  7. Points two and four I’m working hard on this year. Not living the most desirable neighborhoods here in NYC will allow me to save a lot more each month. Even though I could afford to, it just isn’t worth it. Short term sacrifice for long term gain. It’s also very important not to compare yourself with others, which is difficult at times, but I do my best to stay in my lane.

  8. Number 1 is very important. Everyone’s situation is different. If compare myself to my friend who works at Yahoo! I would be very sad. Instead I should be happy for him and ask him if I can come by for lunch (Yahoo! has an amazing lunch and breakfast, employee perks) Number 2 is critical. The Bay Area is expensive. I don’t live in San Francisco or Mountain View because rent is unrealistic for me. Living in San Jose allows me to explore San Francisco and have fun. If I lived in San Francisco I wouldn’t have enough money to explore the city.

  9. I think making a budget is a difficulty to me… But I have to do this. whatever, it is a good thing to save some pennies..

  10. A good rule of thumb is to ease into your new life style. What I mean is to take it easy with the spending until you a few paychecks and a few month of essential expenses under your belt. Your salary on paper always looks bigger than it will feel each month. You have to remember that taxes, insurance co-pays, and 401(k) contributions are deducted from your paycheck. So take it easy on the spending until you get a good feel for how much you are actually bringing home each month and how much your essentials cost you. Then you will know for a fact how much disposable income you have each month.
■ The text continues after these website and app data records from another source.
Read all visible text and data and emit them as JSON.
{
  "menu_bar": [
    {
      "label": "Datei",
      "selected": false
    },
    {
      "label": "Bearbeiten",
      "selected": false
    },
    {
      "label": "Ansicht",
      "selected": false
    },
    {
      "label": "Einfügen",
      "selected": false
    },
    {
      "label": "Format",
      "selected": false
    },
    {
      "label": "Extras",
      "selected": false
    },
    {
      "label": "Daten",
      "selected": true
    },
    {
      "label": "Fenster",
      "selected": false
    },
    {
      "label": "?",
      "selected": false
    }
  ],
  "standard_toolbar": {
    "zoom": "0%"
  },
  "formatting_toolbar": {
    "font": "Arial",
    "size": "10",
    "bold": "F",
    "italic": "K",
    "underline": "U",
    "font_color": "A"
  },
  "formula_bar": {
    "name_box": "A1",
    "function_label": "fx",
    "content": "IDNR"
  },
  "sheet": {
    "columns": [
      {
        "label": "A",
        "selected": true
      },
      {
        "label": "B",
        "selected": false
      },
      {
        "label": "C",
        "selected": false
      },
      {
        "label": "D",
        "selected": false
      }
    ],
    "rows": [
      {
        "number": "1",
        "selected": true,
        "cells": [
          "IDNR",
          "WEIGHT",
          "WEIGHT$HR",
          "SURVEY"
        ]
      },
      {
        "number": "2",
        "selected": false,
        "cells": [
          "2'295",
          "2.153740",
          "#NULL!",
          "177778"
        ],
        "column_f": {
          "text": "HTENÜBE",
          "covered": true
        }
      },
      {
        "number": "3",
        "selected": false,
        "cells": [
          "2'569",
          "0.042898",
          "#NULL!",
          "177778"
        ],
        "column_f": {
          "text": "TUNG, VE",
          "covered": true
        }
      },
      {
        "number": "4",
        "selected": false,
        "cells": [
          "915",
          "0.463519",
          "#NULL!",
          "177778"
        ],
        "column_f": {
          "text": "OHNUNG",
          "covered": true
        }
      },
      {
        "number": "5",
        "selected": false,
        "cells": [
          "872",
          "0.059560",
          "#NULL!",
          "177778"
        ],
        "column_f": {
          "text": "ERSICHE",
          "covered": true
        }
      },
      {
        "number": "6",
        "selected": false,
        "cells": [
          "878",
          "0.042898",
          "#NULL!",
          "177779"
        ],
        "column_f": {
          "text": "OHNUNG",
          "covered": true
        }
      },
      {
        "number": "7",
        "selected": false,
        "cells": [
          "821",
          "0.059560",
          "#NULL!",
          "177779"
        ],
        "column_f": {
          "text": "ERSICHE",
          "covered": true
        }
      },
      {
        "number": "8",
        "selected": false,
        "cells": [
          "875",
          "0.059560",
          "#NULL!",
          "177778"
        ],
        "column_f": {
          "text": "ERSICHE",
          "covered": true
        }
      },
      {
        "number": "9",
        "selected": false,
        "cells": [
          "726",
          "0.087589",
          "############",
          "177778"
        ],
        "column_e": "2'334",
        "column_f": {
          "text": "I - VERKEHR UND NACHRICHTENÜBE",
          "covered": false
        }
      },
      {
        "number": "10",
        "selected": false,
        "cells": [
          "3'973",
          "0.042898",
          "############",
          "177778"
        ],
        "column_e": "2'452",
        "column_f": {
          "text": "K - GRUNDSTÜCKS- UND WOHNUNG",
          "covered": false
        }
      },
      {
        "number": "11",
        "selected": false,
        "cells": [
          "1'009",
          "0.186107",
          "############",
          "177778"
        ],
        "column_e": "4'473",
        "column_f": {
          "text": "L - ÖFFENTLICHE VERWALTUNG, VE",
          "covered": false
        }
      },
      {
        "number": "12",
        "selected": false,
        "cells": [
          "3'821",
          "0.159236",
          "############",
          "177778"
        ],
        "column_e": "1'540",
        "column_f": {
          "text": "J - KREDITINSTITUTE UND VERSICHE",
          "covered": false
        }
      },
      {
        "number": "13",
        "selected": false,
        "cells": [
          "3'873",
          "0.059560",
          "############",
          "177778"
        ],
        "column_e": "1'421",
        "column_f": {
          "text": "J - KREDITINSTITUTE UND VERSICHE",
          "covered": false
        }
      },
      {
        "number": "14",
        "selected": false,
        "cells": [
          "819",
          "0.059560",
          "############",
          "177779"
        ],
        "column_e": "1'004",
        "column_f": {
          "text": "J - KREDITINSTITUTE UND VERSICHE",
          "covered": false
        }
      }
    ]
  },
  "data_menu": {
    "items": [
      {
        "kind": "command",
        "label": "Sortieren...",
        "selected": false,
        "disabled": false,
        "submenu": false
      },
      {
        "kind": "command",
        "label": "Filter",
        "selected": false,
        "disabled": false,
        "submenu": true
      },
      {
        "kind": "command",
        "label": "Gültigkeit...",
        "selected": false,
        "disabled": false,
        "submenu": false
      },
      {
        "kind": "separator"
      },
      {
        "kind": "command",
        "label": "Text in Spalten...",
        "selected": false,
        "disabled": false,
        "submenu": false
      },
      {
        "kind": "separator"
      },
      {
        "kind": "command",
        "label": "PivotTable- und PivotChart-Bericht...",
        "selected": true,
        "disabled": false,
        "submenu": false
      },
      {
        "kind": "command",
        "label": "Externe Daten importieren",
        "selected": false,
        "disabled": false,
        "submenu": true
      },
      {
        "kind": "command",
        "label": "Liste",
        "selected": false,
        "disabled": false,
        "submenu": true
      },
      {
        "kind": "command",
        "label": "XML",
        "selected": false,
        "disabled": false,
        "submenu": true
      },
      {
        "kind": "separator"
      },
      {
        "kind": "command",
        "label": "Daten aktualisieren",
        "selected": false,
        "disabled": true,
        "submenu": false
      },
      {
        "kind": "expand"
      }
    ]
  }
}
Once you know that, you can set up your saving and spending budget. It’s a lot easier to plan a budget off of real data instead of estimates.
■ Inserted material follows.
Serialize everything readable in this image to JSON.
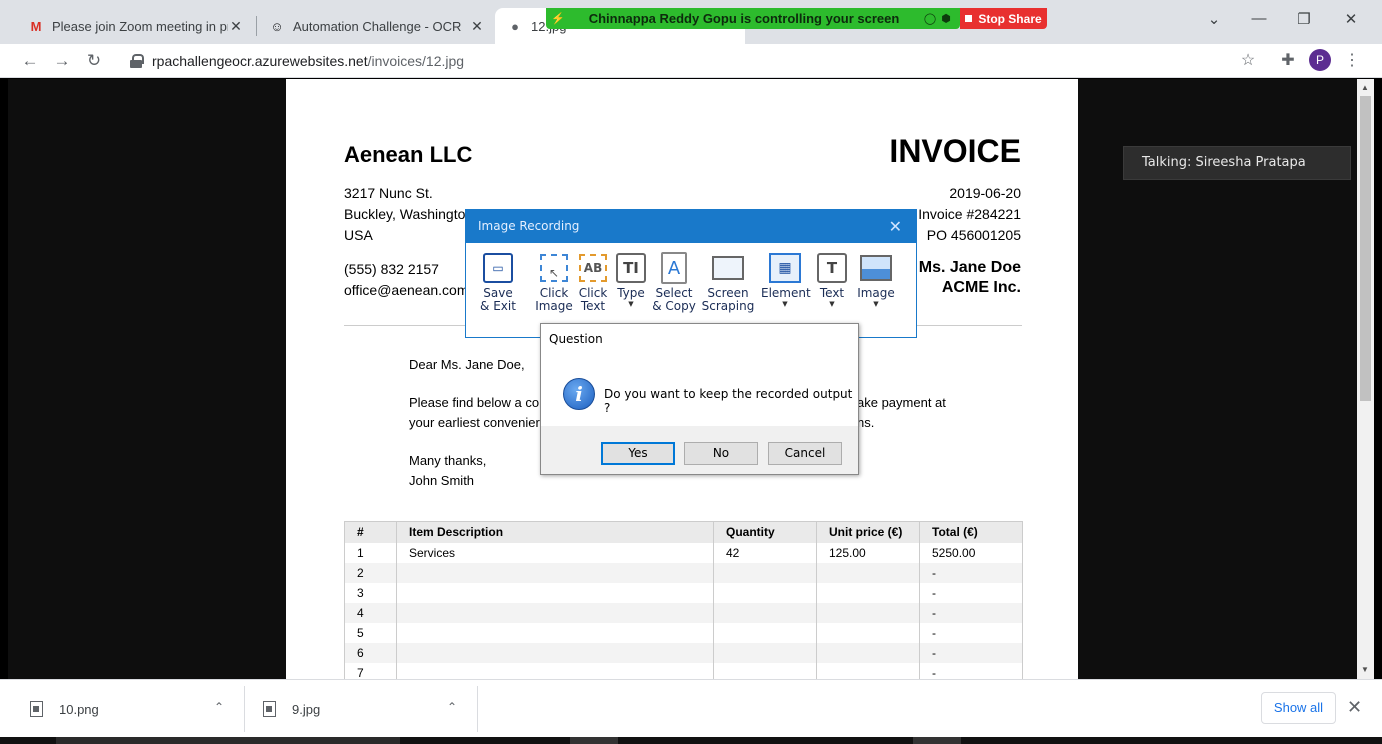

    We all know the temptation that that first ‘real’ salary creates. We want to go buy everything we have ever wanted since we aren’t poor college students any more. We also know that we tend to be overly optimistic about how much money we really take home and how far that money goes when you have adult expenses like taxes and insurance. So, be smart and dive in head first, check to see how deep the pool is first, or you might end up with a real headache on your hands.